• _AIM OF THE TASK_
When you write out the listing, keep each word exactly as it stands but include none of its images.

---

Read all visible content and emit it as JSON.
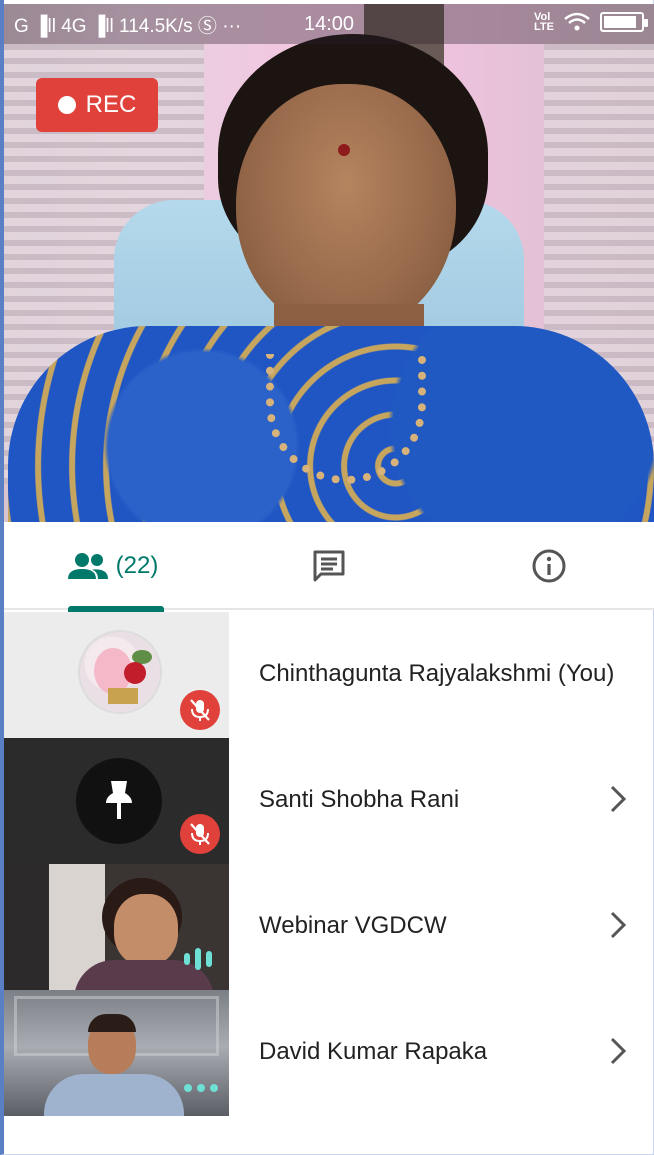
{
  "status_bar": {
    "network": "G ▐ll 4G ▐ll 114.5K/s Ⓢ ···",
    "time": "14:00",
    "right_icons": [
      "volte-lte-icon",
      "wifi-icon",
      "battery-icon"
    ],
    "battery_level": 0.9
  },
  "recording": {
    "label": "REC",
    "color": "#e0413b"
  },
  "tabs": [
    {
      "id": "people",
      "icon": "people-icon",
      "label": "(22)",
      "active": true
    },
    {
      "id": "chat",
      "icon": "chat-icon",
      "label": ""
    },
    {
      "id": "info",
      "icon": "info-icon",
      "label": ""
    }
  ],
  "participants": [
    {
      "name": "Chinthagunta Rajyalakshmi (You)",
      "tile": "avatar",
      "muted": true,
      "chevron": false
    },
    {
      "name": "Santi Shobha Rani",
      "tile": "pin",
      "muted": true,
      "chevron": true
    },
    {
      "name": "Webinar VGDCW",
      "tile": "video",
      "muted": false,
      "speaking": true,
      "chevron": true
    },
    {
      "name": "David Kumar Rapaka",
      "tile": "video",
      "muted": false,
      "speaking": false,
      "chevron": true
    }
  ],
  "colors": {
    "accent": "#00796b",
    "danger": "#e0413b",
    "audio_indicator": "#6ee0d6"
  }
}
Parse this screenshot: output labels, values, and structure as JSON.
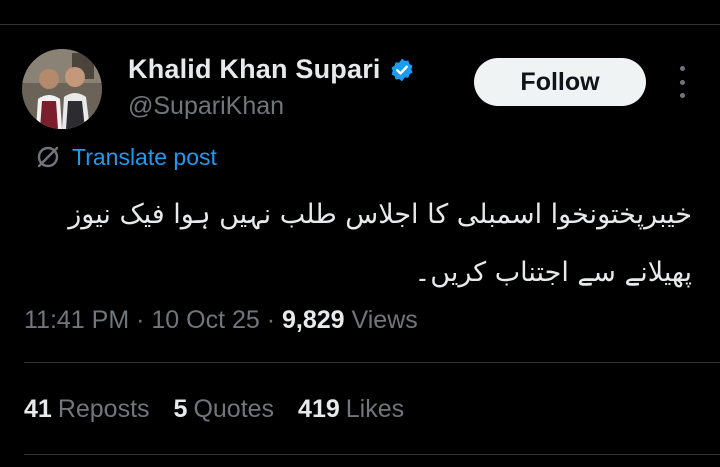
{
  "author": {
    "display_name": "Khalid Khan Supari",
    "handle": "@SupariKhan",
    "verified": true,
    "verified_color": "#1d9bf0"
  },
  "actions": {
    "follow_label": "Follow",
    "more_icon": "more-horizontal-icon"
  },
  "translate": {
    "icon": "translate-globe-icon",
    "label": "Translate post",
    "color": "#1d9bf0"
  },
  "post": {
    "text": "خیبرپختونخوا اسمبلی کا اجلاس طلب نہیں ہوا فیک نیوز پھیلانے سے اجتناب کریں۔"
  },
  "meta": {
    "time": "11:41 PM",
    "separator": " · ",
    "date": "10 Oct 25",
    "views_count": "9,829",
    "views_label": " Views"
  },
  "stats": {
    "reposts_count": "41",
    "reposts_label": "Reposts",
    "quotes_count": "5",
    "quotes_label": "Quotes",
    "likes_count": "419",
    "likes_label": "Likes"
  },
  "colors": {
    "background": "#000000",
    "text_primary": "#e7e9ea",
    "text_secondary": "#71767b",
    "follow_bg": "#eff3f4",
    "divider": "#2f3336"
  }
}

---

• _RESPONSE TO THE EXERCISE_
Read all visible content and emit it as JSON.
{
  "status_bar": {
    "network": "G ▐ll 4G ▐ll 114.5K/s Ⓢ ···",
    "time": "14:00",
    "right_icons": [
      "volte-lte-icon",
      "wifi-icon",
      "battery-icon"
    ],
    "battery_level": 0.9
  },
  "recording": {
    "label": "REC",
    "color": "#e0413b"
  },
  "tabs": [
    {
      "id": "people",
      "icon": "people-icon",
      "label": "(22)",
      "active": true
    },
    {
      "id": "chat",
      "icon": "chat-icon",
      "label": ""
    },
    {
      "id": "info",
      "icon": "info-icon",
      "label": ""
    }
  ],
  "participants": [
    {
      "name": "Chinthagunta Rajyalakshmi (You)",
      "tile": "avatar",
      "muted": true,
      "chevron": false
    },
    {
      "name": "Santi Shobha Rani",
      "tile": "pin",
      "muted": true,
      "chevron": true
    },
    {
      "name": "Webinar VGDCW",
      "tile": "video",
      "muted": false,
      "speaking": true,
      "chevron": true
    },
    {
      "name": "David Kumar Rapaka",
      "tile": "video",
      "muted": false,
      "speaking": false,
      "chevron": true
    }
  ],
  "colors": {
    "accent": "#00796b",
    "danger": "#e0413b",
    "audio_indicator": "#6ee0d6"
  }
}
Parse this screenshot: output labels, values, and structure as JSON.
{
  "author": {
    "display_name": "Khalid Khan Supari",
    "handle": "@SupariKhan",
    "verified": true,
    "verified_color": "#1d9bf0"
  },
  "actions": {
    "follow_label": "Follow",
    "more_icon": "more-horizontal-icon"
  },
  "translate": {
    "icon": "translate-globe-icon",
    "label": "Translate post",
    "color": "#1d9bf0"
  },
  "post": {
    "text": "خیبرپختونخوا اسمبلی کا اجلاس طلب نہیں ہوا فیک نیوز پھیلانے سے اجتناب کریں۔"
  },
  "meta": {
    "time": "11:41 PM",
    "separator": " · ",
    "date": "10 Oct 25",
    "views_count": "9,829",
    "views_label": " Views"
  },
  "stats": {
    "reposts_count": "41",
    "reposts_label": "Reposts",
    "quotes_count": "5",
    "quotes_label": "Quotes",
    "likes_count": "419",
    "likes_label": "Likes"
  },
  "colors": {
    "background": "#000000",
    "text_primary": "#e7e9ea",
    "text_secondary": "#71767b",
    "follow_bg": "#eff3f4",
    "divider": "#2f3336"
  }
}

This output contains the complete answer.